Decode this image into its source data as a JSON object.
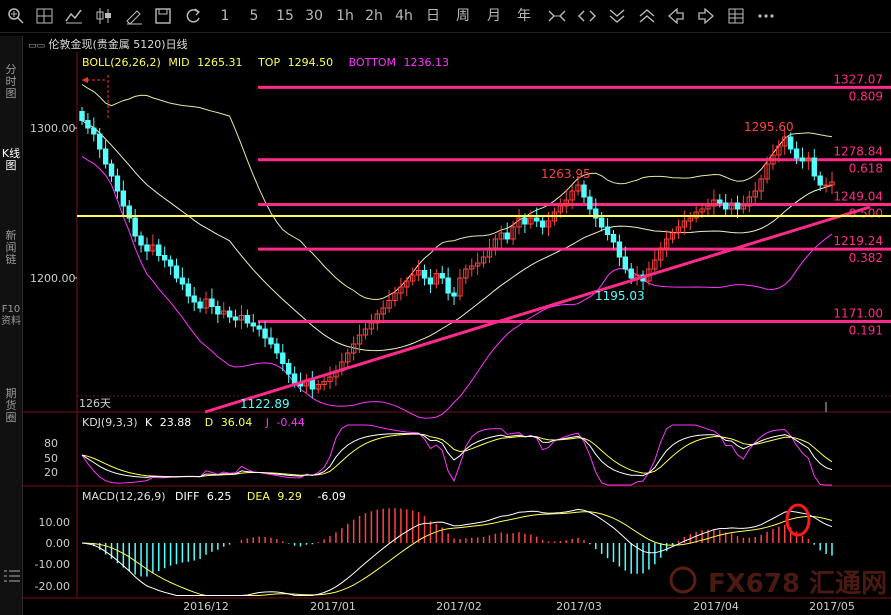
{
  "toolbar": {
    "periods": [
      "1",
      "5",
      "15",
      "30",
      "1h",
      "2h",
      "4h",
      "日",
      "周",
      "月",
      "年"
    ]
  },
  "sidebar": {
    "tabs": [
      {
        "label": "分时图",
        "active": false
      },
      {
        "label": "K线图",
        "active": true
      },
      {
        "label": "新闻链",
        "active": false
      },
      {
        "label": "F10资料",
        "active": false
      },
      {
        "label": "期货圈",
        "active": false
      }
    ]
  },
  "chart_title": "伦敦金现(贵金属 5120)日线",
  "boll": {
    "name": "BOLL(26,26,2)",
    "mid_label": "MID",
    "mid": "1265.31",
    "top_label": "TOP",
    "top": "1294.50",
    "bottom_label": "BOTTOM",
    "bottom": "1236.13"
  },
  "kdj": {
    "name": "KDJ(9,3,3)",
    "k_label": "K",
    "k": "23.88",
    "d_label": "D",
    "d": "36.04",
    "j_label": "J",
    "j": "-0.44"
  },
  "macd": {
    "name": "MACD(12,26,9)",
    "diff_label": "DIFF",
    "diff": "6.25",
    "dea_label": "DEA",
    "dea": "9.29",
    "macd": "-6.09"
  },
  "price_axis": [
    "1300.00",
    "1200.00"
  ],
  "kdj_axis": [
    "80",
    "50",
    "20"
  ],
  "macd_axis": [
    "10.00",
    "0.00",
    "-10.00",
    "-20.00"
  ],
  "date_axis": [
    "2016/12",
    "2017/01",
    "2017/02",
    "2017/03",
    "2017/04",
    "2017/05"
  ],
  "days_label": "126天",
  "annotations": {
    "low1": "1122.89",
    "low2": "1195.03",
    "high1": "1263.95",
    "high2": "1295.60"
  },
  "fib_levels": [
    {
      "price": "1327.07",
      "ratio": "0.809"
    },
    {
      "price": "1278.84",
      "ratio": "0.618"
    },
    {
      "price": "1249.04",
      "ratio": "0.500"
    },
    {
      "price": "1219.24",
      "ratio": "0.382"
    },
    {
      "price": "1171.00",
      "ratio": "0.191"
    }
  ],
  "watermark": "FX678 汇通网",
  "colors": {
    "up": "#ff4040",
    "down": "#54ffff",
    "fib": "#ff2a8a",
    "yellow": "#ffff55",
    "magenta": "#ff33ff"
  },
  "chart_data": {
    "type": "candlestick",
    "title": "伦敦金现(贵金属 5120)日线",
    "xlabel": "",
    "ylabel": "",
    "x_range": [
      "2016/11",
      "2017/05"
    ],
    "y_range": [
      1100,
      1345
    ],
    "annotated_prices": {
      "low_dec": 1122.89,
      "high_feb": 1263.95,
      "low_mar": 1195.03,
      "high_apr": 1295.6
    },
    "fib_retracement": [
      1327.07,
      1278.84,
      1249.04,
      1219.24,
      1171.0
    ],
    "boll_latest": {
      "mid": 1265.31,
      "top": 1294.5,
      "bottom": 1236.13
    },
    "kdj_latest": {
      "K": 23.88,
      "D": 36.04,
      "J": -0.44
    },
    "macd_latest": {
      "DIFF": 6.25,
      "DEA": 9.29,
      "MACD": -6.09
    },
    "closes": [
      1305,
      1300,
      1296,
      1286,
      1276,
      1268,
      1258,
      1248,
      1240,
      1228,
      1222,
      1218,
      1222,
      1215,
      1212,
      1208,
      1200,
      1196,
      1188,
      1184,
      1180,
      1186,
      1181,
      1176,
      1178,
      1174,
      1172,
      1175,
      1170,
      1168,
      1166,
      1160,
      1156,
      1150,
      1143,
      1136,
      1130,
      1128,
      1132,
      1126,
      1129,
      1131,
      1134,
      1138,
      1144,
      1150,
      1156,
      1162,
      1166,
      1170,
      1176,
      1180,
      1185,
      1190,
      1194,
      1198,
      1202,
      1205,
      1200,
      1196,
      1203,
      1200,
      1190,
      1188,
      1200,
      1206,
      1208,
      1210,
      1214,
      1220,
      1226,
      1230,
      1226,
      1234,
      1240,
      1236,
      1240,
      1238,
      1234,
      1238,
      1244,
      1248,
      1252,
      1258,
      1262,
      1254,
      1246,
      1240,
      1234,
      1229,
      1224,
      1214,
      1206,
      1200,
      1202,
      1198,
      1206,
      1212,
      1220,
      1226,
      1230,
      1234,
      1238,
      1240,
      1244,
      1246,
      1248,
      1252,
      1250,
      1246,
      1250,
      1246,
      1248,
      1254,
      1258,
      1266,
      1276,
      1282,
      1288,
      1294,
      1286,
      1280,
      1278,
      1280,
      1268,
      1262,
      1262,
      1264
    ]
  }
}
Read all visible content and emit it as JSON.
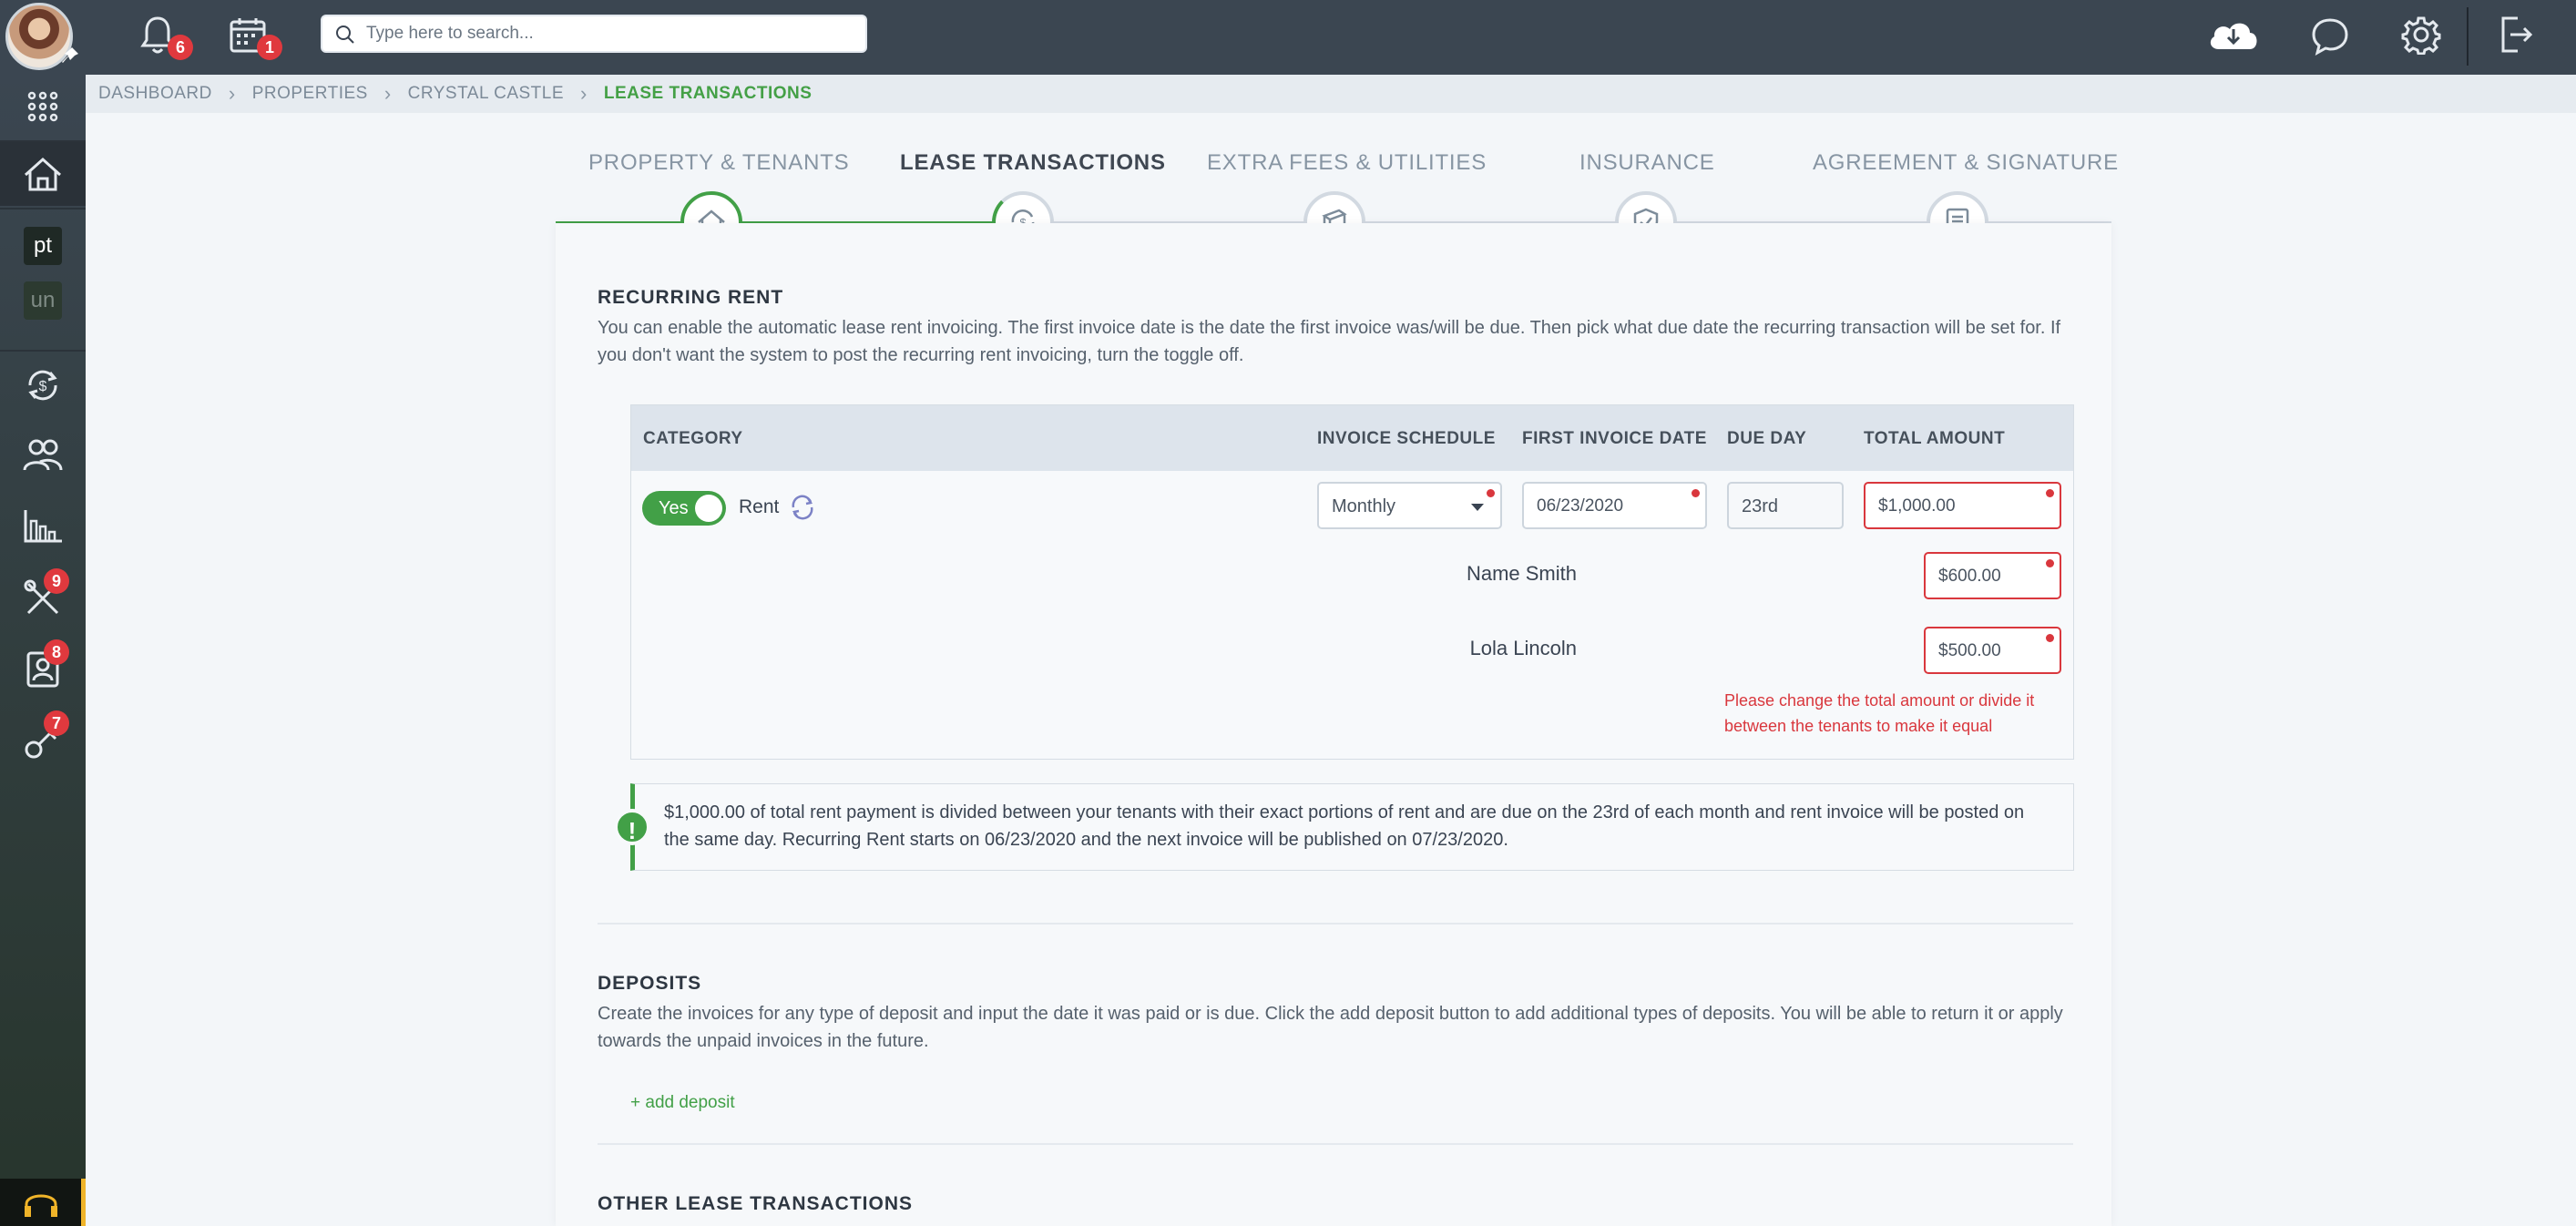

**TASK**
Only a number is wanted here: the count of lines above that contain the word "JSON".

**RESULT FOR THIS EXERCISE**
2